### Your goal
Could you print every record below exactly as it appears?

### Material provided
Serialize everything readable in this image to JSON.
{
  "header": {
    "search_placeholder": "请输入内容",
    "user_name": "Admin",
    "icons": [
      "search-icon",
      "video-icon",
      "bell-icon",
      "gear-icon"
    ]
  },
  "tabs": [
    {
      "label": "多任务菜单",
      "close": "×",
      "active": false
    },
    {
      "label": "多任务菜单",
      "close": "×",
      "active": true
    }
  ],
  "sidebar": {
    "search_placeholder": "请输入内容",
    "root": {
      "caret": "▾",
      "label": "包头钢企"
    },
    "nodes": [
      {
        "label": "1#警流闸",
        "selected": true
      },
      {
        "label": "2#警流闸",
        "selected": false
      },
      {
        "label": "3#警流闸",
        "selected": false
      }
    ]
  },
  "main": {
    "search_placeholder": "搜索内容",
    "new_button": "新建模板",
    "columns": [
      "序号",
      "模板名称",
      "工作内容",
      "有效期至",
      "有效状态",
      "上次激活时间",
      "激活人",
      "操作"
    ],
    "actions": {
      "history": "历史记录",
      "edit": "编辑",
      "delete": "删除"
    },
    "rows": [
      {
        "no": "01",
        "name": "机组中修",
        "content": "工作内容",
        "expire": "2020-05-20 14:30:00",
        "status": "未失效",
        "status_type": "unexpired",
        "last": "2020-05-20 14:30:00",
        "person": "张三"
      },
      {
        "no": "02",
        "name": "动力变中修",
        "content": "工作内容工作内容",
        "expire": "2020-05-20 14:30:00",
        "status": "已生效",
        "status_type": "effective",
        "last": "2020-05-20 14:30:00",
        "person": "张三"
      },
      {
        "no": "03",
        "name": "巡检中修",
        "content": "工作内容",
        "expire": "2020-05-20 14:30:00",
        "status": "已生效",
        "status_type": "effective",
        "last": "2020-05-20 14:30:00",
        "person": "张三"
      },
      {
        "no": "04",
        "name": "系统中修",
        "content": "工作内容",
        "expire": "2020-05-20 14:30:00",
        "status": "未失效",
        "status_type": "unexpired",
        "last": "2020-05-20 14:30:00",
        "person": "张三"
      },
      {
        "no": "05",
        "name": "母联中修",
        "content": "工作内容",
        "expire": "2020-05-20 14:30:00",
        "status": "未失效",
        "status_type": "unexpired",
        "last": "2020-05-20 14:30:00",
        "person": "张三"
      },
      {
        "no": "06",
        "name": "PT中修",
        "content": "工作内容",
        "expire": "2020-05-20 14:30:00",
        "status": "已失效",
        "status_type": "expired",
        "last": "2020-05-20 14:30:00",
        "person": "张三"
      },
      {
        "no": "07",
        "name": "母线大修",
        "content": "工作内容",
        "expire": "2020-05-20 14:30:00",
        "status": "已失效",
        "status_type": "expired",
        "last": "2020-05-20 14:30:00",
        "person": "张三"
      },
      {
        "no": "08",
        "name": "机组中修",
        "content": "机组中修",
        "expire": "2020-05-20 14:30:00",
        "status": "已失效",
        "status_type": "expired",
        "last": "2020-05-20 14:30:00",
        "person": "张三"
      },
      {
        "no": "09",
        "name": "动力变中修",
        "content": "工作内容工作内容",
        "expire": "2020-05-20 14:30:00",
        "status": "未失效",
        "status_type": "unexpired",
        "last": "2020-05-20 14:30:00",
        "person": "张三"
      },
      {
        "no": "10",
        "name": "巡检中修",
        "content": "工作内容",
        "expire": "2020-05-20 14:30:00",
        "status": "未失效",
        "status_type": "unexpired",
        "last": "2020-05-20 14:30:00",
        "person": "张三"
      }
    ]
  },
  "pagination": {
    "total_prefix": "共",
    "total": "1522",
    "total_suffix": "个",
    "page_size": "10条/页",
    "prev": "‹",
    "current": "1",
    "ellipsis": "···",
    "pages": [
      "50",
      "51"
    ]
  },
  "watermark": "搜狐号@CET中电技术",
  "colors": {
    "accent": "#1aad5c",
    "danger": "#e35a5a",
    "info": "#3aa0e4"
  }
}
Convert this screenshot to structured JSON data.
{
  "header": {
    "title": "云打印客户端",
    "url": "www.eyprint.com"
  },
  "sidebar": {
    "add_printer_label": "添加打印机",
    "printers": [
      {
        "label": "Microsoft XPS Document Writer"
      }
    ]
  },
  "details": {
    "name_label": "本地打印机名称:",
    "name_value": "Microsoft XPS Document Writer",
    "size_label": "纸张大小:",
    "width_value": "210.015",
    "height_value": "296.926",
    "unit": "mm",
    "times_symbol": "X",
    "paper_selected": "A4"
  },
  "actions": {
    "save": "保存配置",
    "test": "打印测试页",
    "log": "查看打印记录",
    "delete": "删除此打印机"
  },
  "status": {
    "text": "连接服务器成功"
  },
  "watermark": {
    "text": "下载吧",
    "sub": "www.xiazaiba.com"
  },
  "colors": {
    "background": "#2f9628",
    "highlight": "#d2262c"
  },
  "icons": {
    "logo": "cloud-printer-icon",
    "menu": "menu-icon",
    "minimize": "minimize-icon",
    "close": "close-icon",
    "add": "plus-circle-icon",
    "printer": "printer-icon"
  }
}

### Solution
Serialize everything readable in this image to JSON.
{
  "header": {
    "search_placeholder": "请输入内容",
    "user_name": "Admin",
    "icons": [
      "search-icon",
      "video-icon",
      "bell-icon",
      "gear-icon"
    ]
  },
  "tabs": [
    {
      "label": "多任务菜单",
      "close": "×",
      "active": false
    },
    {
      "label": "多任务菜单",
      "close": "×",
      "active": true
    }
  ],
  "sidebar": {
    "search_placeholder": "请输入内容",
    "root": {
      "caret": "▾",
      "label": "包头钢企"
    },
    "nodes": [
      {
        "label": "1#警流闸",
        "selected": true
      },
      {
        "label": "2#警流闸",
        "selected": false
      },
      {
        "label": "3#警流闸",
        "selected": false
      }
    ]
  },
  "main": {
    "search_placeholder": "搜索内容",
    "new_button": "新建模板",
    "columns": [
      "序号",
      "模板名称",
      "工作内容",
      "有效期至",
      "有效状态",
      "上次激活时间",
      "激活人",
      "操作"
    ],
    "actions": {
      "history": "历史记录",
      "edit": "编辑",
      "delete": "删除"
    },
    "rows": [
      {
        "no": "01",
        "name": "机组中修",
        "content": "工作内容",
        "expire": "2020-05-20 14:30:00",
        "status": "未失效",
        "status_type": "unexpired",
        "last": "2020-05-20 14:30:00",
        "person": "张三"
      },
      {
        "no": "02",
        "name": "动力变中修",
        "content": "工作内容工作内容",
        "expire": "2020-05-20 14:30:00",
        "status": "已生效",
        "status_type": "effective",
        "last": "2020-05-20 14:30:00",
        "person": "张三"
      },
      {
        "no": "03",
        "name": "巡检中修",
        "content": "工作内容",
        "expire": "2020-05-20 14:30:00",
        "status": "已生效",
        "status_type": "effective",
        "last": "2020-05-20 14:30:00",
        "person": "张三"
      },
      {
        "no": "04",
        "name": "系统中修",
        "content": "工作内容",
        "expire": "2020-05-20 14:30:00",
        "status": "未失效",
        "status_type": "unexpired",
        "last": "2020-05-20 14:30:00",
        "person": "张三"
      },
      {
        "no": "05",
        "name": "母联中修",
        "content": "工作内容",
        "expire": "2020-05-20 14:30:00",
        "status": "未失效",
        "status_type": "unexpired",
        "last": "2020-05-20 14:30:00",
        "person": "张三"
      },
      {
        "no": "06",
        "name": "PT中修",
        "content": "工作内容",
        "expire": "2020-05-20 14:30:00",
        "status": "已失效",
        "status_type": "expired",
        "last": "2020-05-20 14:30:00",
        "person": "张三"
      },
      {
        "no": "07",
        "name": "母线大修",
        "content": "工作内容",
        "expire": "2020-05-20 14:30:00",
        "status": "已失效",
        "status_type": "expired",
        "last": "2020-05-20 14:30:00",
        "person": "张三"
      },
      {
        "no": "08",
        "name": "机组中修",
        "content": "机组中修",
        "expire": "2020-05-20 14:30:00",
        "status": "已失效",
        "status_type": "expired",
        "last": "2020-05-20 14:30:00",
        "person": "张三"
      },
      {
        "no": "09",
        "name": "动力变中修",
        "content": "工作内容工作内容",
        "expire": "2020-05-20 14:30:00",
        "status": "未失效",
        "status_type": "unexpired",
        "last": "2020-05-20 14:30:00",
        "person": "张三"
      },
      {
        "no": "10",
        "name": "巡检中修",
        "content": "工作内容",
        "expire": "2020-05-20 14:30:00",
        "status": "未失效",
        "status_type": "unexpired",
        "last": "2020-05-20 14:30:00",
        "person": "张三"
      }
    ]
  },
  "pagination": {
    "total_prefix": "共",
    "total": "1522",
    "total_suffix": "个",
    "page_size": "10条/页",
    "prev": "‹",
    "current": "1",
    "ellipsis": "···",
    "pages": [
      "50",
      "51"
    ]
  },
  "watermark": "搜狐号@CET中电技术",
  "colors": {
    "accent": "#1aad5c",
    "danger": "#e35a5a",
    "info": "#3aa0e4"
  }
}
Convert this screenshot to structured JSON data.
{
  "header": {
    "title": "云打印客户端",
    "url": "www.eyprint.com"
  },
  "sidebar": {
    "add_printer_label": "添加打印机",
    "printers": [
      {
        "label": "Microsoft XPS Document Writer"
      }
    ]
  },
  "details": {
    "name_label": "本地打印机名称:",
    "name_value": "Microsoft XPS Document Writer",
    "size_label": "纸张大小:",
    "width_value": "210.015",
    "height_value": "296.926",
    "unit": "mm",
    "times_symbol": "X",
    "paper_selected": "A4"
  },
  "actions": {
    "save": "保存配置",
    "test": "打印测试页",
    "log": "查看打印记录",
    "delete": "删除此打印机"
  },
  "status": {
    "text": "连接服务器成功"
  },
  "watermark": {
    "text": "下载吧",
    "sub": "www.xiazaiba.com"
  },
  "colors": {
    "background": "#2f9628",
    "highlight": "#d2262c"
  },
  "icons": {
    "logo": "cloud-printer-icon",
    "menu": "menu-icon",
    "minimize": "minimize-icon",
    "close": "close-icon",
    "add": "plus-circle-icon",
    "printer": "printer-icon"
  }
}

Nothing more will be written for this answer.